More sedan work...... lots of panel replacement in the pipeline. It takes more effort to remove old useable panels off a wreck than buy brand new ones. If only they were still available.
First we start with the left replacement sill. Pic 1 removing the sealant to expose the spot welds. Pic 2, in typical Mazda style, clean on the outside, surface rust on the inside.
Removing the center pillar.
Unpicked, takes longer than you think. Patience goes a long way to ensure the panel is not damaged. I will also be using the front of the inner sill as that section is rusted out on both sides of the car, it has a unique shape that would be difficult and time consuming to make a replacement section. I'll also be using the outer seat sill panel area as it's very common for the inner sills to crack where the seat mounts are spot welded, more on that further down.
The dog leg is also a problem area. Generally speaking coupes will have far more serious rust issues in the rear of the car than sedans. That's not to say sedans can't rust just as bad ! The dog leg section will clean up nicely. Pic 2, the right sill panel is missing the dog leg so I bought a used quarter to make my life easier. Thanks Ray you're a legend
Both left and right outer seat mounts are stuffed on the car including. I've got one replacement that being the on the drivers side. Pic 1 the good replacement. Pic 2 the cracked original. If I can't find a good left side I'll make a template and have it laser cut. These are all typical 808/Rx3 problems. In it's race car guise the race seat was mounted to the floor with a reinforcement plate and not on the original mounts.
Pic 1, normally hidden from view but this is where the inner sill panel cracks behind the spot welded seat mounts. Some cars are worse than others. If you're a big fella chances are there will be cracks in the inner sill which normally can't be seen without removing the outer panel. The other panel that sits in front of the cracked area makes up the inner B pillar panel. Pic 2, Right inner and outer replacement sill unpicked...

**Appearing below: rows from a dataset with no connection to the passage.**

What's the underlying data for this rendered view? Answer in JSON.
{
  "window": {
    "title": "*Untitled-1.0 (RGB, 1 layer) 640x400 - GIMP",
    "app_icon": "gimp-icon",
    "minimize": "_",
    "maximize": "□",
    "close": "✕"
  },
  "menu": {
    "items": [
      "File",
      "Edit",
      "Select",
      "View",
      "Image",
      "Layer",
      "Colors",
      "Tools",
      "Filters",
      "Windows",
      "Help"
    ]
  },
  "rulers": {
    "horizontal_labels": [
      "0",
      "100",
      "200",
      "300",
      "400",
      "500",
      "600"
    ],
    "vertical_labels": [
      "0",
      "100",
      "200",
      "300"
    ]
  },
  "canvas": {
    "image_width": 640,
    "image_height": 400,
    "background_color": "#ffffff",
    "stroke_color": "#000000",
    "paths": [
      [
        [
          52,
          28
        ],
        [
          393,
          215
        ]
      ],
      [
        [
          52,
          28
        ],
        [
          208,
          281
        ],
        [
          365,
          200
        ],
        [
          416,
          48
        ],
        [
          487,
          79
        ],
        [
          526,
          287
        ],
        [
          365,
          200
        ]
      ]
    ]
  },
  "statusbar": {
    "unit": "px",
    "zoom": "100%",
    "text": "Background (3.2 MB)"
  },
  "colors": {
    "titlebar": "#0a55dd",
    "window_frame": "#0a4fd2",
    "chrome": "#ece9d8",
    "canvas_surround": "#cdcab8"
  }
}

Again, the sills look good on the outside but are a little rusty on the inside. All these parts will be cleaned up further, beated where damaged from using jacks in the wrong place then sent away to be sand blasted spotless. Pic 2, I saved the the cap that seals the sill panel from the rear within the wheel tub. This will be used to make new replacements.
Next the donor quarter cut for bits and pieces. Pic 2, a little on removing spot welds. The drill bits are generally available in 2 lengths. What you see are 2 different brands. These are the only 2 brands that I will use, from my experience all the others I have tried are garbage. The left one is the Alpha brand and is the cheaper of the two. They work and last quite well. The gold colour one is made by Suttons and if my budget was unlimited it would be the pick of the two. They are sightly more expensive, the cost adds up because they don't last forever. In my opinion they give a nicer cut and the pivot point does less damage. The down side is they don't last quite as long as the Alpha brand and they are more fragile so to speak. It's not uncommon for the small pivot to chip off which renders the bit useless as they then wonder all over the place.
I was asked on how to use the bits because some people still drill through both panels. First I drill a small pilot hole in the center of each spot weld. I think its debatable whether cutting compound or oil prolongs the life of the bits as you're drilling out hardened steel from the spot weld process. The bits definitely don't last forever, you'll probably use one for each sill panel for example. The bit will still work but will be past it's best. The best way to understand why they don't last is imagine drilling through panel steel, easy right ? Now try drilling through a MIG weld.
Removing spot welds in Mazda's is quite easy. First trick is let the bit do the cutting. There's no need to apply much pressure. Now keep at eye on the spot weld, in a Mazda it normally will change to an orange colour when you hit the center point. Mazda engineered the panels to rust (the orange colour) so people like me would have an easier time restoring them 40 years after the year of manufacture, serious
If you apply to much pressure while drilling you'll miss the colour change. Sometimes you'll see the primer coat instead of rust depending on how the car was kept. Once you get to this point, use a wide flat screw driver to crack the join. Also have a think about how the panel will be re attached, that will change what gets a hole (plug weld) and what doesn't (spot weld).
Last for now... the door shells are stripped, aligned and installed back on the car. What I'll be doing here is taking measurements around the doors and front guard when it goes on so when the remainder to the sill comes off the car for the replacement sills I have good reference points. The original doors fit very well on this car. Once the sills are done I'm still thinking removing at least one A pillar, I don't want to but it may be the only way to get the repair I want. I'll make that decision later on after the cowl comes off. Once that's done the I'll grind the edges off the door skins, send the shells away for blasting and then the new skins can go on.
I can now see this is going to take a while #-o